WATERVILLE — The city is offering a free online site for businesses and organizations to advertise their goods and services, and for consumers to see what they offer.
Shop Waterville was launched on www.waterville-me.gov as a way to help market the area and boost the local economy by encouraging people to shop, dine and stay here, according to Amanda Domini, who organized the effort.
Domini, executive assistant to Mayor Karen Heck and City Manager Michael Roy, said businesses who already have websites or Facebook may join; and if they don’t want to develop a new site on Shop Waterville, they may provide merely a link to their existing online sites.
“It’s good for those that already have an online presence; it’s great for those who don’t,” Domini said Wednesday.
Heck said she is excited that the city can provide the service.
“When I was campaigning, one of the things I wanted to do was to help support small-business owners that are here in Waterville,” she said, “and this is one that allows people to take advantage of some advertising opportunities without having to spend any money.”
The list features 634 businesses and organizations, including restaurants, hotels, stores and churches and can be reached through the Shop Local Waterville link on the city’s website.
Kevin Joseph, owner of Joseph’s Market on Front Street and co-owner of Joseph’s Fireside Steakhouse on West River Road, was one of the first business people to sign on to the site.

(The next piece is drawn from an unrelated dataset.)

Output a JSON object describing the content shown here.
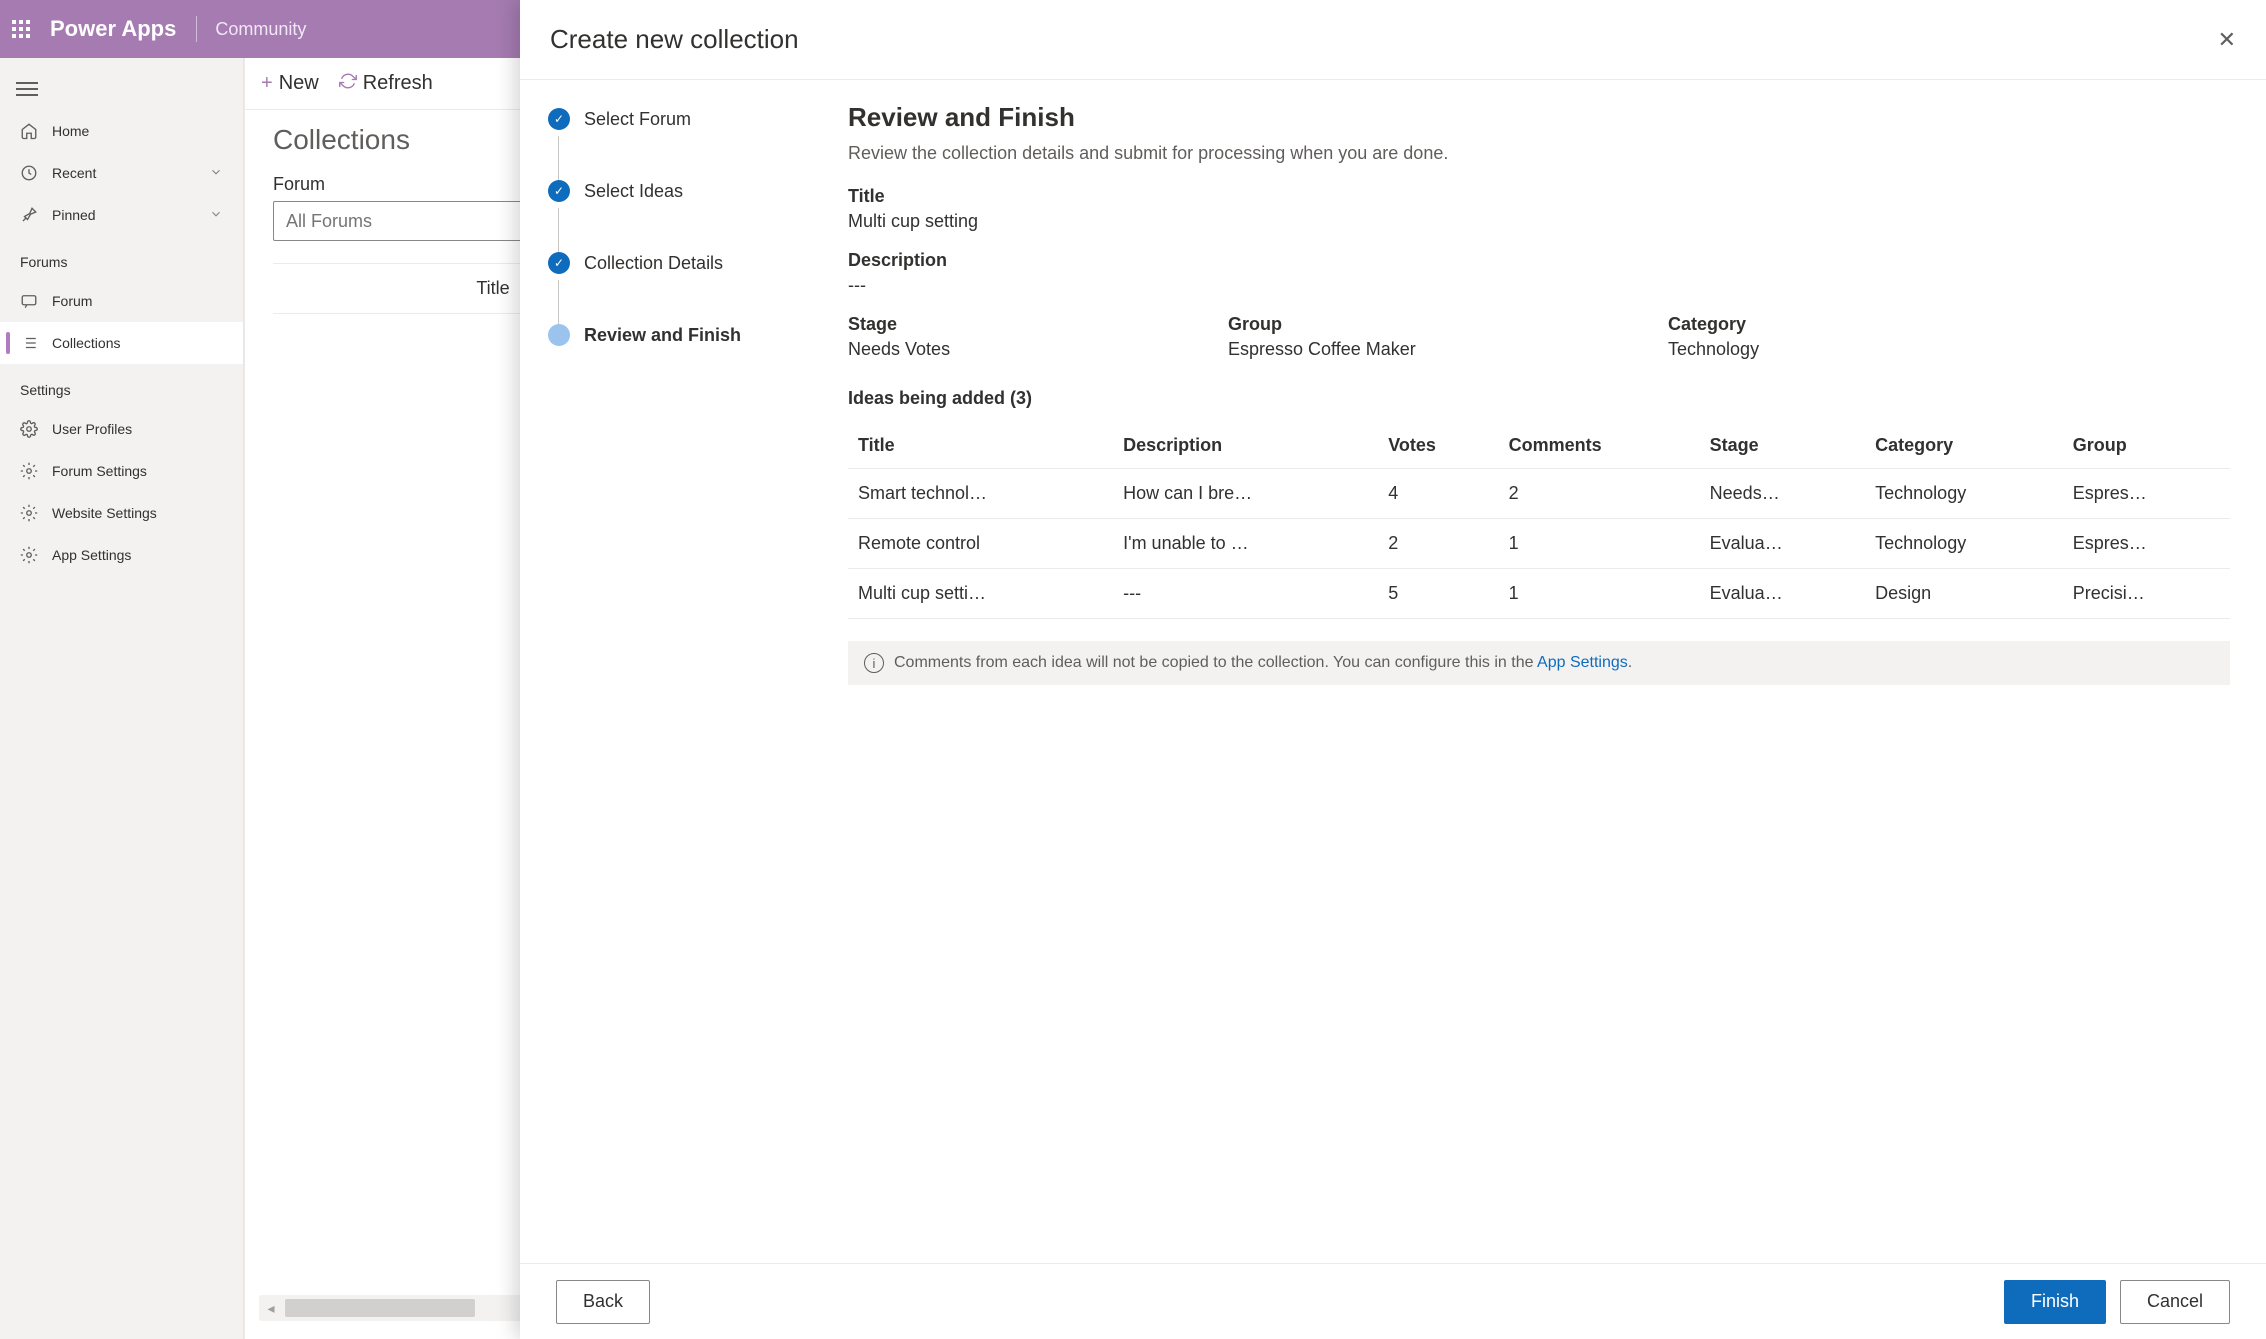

“I think it’s a great idea,” Joseph said. “It’s another way to promote businesses in Waterville. I think it’s another way that Waterville is showing that we’re business-friendly and we’re out there trying to support the ones we have and will support future businesses that might locate here.”
Joseph said the market and restaurant both have websites and the eatery, which is co-owned by E.J. Fabian, is on Facebook. The city list is a way of making the businesses even more visible, he said.
All a business needs to do is go on the site and claim the business listed as its own, at which time the city will confirm it, Domini said.
Then the business may include its profile, advertise deals and include printable coupons. It also may post job openings and update its site as often as it wishes.
“It gives them their own little micro-website, once they’ve claimed it,” Domini said.
On Monday, the site’s first official day, 25 businesses claimed themselves; and Tuesday, nine came on board, she said.
The site is for use not only by local consumers, but also by people who live elsewhere and want to come to Waterville for vacations and holidays, according to Domini. They may explore the site before coming and decide where they want to stay and shop and where to go for special deals, she said.
“We’re hoping that this actually takes off and people use it as a one-stop point to get all the information they need,” she said.
Businesses may expect to get an automated call soon from Heck, encouraging people to take advantage of the free service.
Shop Waterville also will be accessible soon via mobile devices such as smartphones and e-readers, Domini said.
Waterville Main Street’s former executive director, Shannon Haines, proposed the Shop Waterville idea to Heck and then Domini and the city’s technology director, Josh Grant, became involved, according to Domini.
Kimberly Lindlof, president and chief executive officer of the Mid-Maine Chamber of Commerce, also got involved.
Lindlof said the chamber has a similar site for chamber members, adding that she thinks it’s great that the city has launched the initiative.
“It’s another way to promote Waterville’s business community,” she said, “and every little bit helps. It’s a great thing.”
Amy Calder — 861-9247